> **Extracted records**

================

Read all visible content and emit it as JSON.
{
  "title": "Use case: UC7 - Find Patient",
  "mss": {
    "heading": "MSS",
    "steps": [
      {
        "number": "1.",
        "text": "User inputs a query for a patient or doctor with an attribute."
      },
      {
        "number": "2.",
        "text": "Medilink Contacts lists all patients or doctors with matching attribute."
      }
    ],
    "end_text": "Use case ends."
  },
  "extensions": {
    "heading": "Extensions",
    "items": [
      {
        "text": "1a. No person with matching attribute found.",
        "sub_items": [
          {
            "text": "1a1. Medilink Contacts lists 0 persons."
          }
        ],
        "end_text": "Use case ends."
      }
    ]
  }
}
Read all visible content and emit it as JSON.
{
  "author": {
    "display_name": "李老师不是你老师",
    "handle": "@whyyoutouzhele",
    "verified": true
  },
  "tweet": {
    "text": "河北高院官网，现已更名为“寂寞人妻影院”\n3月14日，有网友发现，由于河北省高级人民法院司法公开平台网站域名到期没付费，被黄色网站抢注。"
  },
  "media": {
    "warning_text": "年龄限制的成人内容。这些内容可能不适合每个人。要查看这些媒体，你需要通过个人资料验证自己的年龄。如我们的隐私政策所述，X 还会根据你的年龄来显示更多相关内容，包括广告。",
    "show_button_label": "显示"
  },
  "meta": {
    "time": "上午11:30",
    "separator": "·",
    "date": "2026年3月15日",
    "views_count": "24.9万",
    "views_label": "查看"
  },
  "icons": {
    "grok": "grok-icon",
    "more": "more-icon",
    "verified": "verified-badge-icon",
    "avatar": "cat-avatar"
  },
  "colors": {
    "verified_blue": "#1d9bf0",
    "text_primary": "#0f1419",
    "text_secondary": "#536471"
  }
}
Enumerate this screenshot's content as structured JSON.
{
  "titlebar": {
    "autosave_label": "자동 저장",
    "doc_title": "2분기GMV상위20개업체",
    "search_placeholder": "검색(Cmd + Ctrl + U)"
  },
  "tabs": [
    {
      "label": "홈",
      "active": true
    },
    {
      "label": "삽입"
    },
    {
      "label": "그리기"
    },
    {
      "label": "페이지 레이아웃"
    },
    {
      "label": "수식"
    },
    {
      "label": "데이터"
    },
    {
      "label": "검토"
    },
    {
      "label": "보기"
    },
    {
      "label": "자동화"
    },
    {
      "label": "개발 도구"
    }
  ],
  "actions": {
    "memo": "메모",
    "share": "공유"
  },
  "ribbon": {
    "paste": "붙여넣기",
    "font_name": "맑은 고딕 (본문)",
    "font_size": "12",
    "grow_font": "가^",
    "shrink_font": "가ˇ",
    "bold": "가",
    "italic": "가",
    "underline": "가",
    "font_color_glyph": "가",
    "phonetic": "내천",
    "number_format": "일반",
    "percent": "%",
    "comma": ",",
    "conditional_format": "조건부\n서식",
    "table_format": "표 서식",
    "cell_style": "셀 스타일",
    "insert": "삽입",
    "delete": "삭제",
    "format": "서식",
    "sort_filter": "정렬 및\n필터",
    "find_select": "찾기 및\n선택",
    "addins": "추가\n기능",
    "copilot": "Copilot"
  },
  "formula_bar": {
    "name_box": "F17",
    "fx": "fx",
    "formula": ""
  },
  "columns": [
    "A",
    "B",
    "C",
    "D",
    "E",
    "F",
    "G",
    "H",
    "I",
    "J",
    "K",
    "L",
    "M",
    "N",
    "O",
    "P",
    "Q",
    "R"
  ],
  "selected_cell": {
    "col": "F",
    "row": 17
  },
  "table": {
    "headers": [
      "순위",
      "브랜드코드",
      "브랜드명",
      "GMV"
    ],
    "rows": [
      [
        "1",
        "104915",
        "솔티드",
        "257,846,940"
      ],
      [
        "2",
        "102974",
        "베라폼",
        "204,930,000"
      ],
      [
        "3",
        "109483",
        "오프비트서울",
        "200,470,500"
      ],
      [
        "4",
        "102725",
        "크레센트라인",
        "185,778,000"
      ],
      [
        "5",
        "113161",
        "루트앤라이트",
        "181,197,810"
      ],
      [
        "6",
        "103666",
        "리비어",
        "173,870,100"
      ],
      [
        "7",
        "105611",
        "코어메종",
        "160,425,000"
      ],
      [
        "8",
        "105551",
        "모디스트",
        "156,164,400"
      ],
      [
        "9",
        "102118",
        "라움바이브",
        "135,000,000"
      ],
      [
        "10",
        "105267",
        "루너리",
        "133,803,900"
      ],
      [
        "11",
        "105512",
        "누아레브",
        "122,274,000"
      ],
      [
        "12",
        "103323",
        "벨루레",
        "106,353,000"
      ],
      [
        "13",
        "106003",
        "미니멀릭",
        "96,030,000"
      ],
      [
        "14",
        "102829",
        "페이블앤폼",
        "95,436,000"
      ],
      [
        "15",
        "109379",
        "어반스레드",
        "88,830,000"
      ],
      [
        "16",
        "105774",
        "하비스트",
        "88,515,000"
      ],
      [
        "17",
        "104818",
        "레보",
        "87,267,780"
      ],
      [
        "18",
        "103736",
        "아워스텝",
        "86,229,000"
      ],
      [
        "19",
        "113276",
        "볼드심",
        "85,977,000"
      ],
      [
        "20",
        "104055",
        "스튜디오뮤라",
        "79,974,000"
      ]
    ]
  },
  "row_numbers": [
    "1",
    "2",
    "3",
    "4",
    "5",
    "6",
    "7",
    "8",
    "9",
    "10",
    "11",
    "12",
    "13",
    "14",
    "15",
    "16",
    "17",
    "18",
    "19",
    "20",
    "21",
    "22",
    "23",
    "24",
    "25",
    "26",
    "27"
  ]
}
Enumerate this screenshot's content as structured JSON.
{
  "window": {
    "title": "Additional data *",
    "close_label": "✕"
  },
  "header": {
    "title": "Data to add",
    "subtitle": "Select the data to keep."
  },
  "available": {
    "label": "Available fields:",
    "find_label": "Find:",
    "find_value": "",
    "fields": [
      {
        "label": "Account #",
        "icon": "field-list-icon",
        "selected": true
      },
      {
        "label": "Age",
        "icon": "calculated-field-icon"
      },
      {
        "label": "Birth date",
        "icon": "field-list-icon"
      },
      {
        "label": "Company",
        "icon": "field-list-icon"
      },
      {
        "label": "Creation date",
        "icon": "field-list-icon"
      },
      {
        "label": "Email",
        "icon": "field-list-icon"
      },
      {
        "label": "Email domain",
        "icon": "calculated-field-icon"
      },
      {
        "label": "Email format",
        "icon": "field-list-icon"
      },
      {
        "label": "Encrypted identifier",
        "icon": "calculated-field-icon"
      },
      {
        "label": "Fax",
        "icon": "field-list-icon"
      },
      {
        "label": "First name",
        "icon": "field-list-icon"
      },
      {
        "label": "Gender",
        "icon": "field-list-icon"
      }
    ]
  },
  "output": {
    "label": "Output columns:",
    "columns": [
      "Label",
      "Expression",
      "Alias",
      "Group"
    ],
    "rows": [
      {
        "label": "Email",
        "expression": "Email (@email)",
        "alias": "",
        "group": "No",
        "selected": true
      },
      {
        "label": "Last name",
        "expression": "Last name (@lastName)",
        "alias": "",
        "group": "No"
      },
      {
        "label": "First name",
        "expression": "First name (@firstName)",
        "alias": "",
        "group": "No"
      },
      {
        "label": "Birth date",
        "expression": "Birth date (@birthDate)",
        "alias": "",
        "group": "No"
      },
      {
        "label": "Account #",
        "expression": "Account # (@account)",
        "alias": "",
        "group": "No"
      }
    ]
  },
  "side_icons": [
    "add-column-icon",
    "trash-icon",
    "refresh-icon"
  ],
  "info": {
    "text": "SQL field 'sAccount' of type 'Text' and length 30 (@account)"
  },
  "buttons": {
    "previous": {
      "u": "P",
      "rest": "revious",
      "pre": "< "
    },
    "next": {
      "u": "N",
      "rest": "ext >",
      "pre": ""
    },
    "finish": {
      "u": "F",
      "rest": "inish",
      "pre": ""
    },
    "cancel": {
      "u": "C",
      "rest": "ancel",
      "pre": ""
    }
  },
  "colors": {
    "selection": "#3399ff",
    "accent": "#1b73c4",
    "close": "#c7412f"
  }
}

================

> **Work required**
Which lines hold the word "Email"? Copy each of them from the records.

> **The answer**
        "label": "Email",
        "label": "Email domain",
        "label": "Email format",
        "label": "Email",
        "expression": "Email (@email)",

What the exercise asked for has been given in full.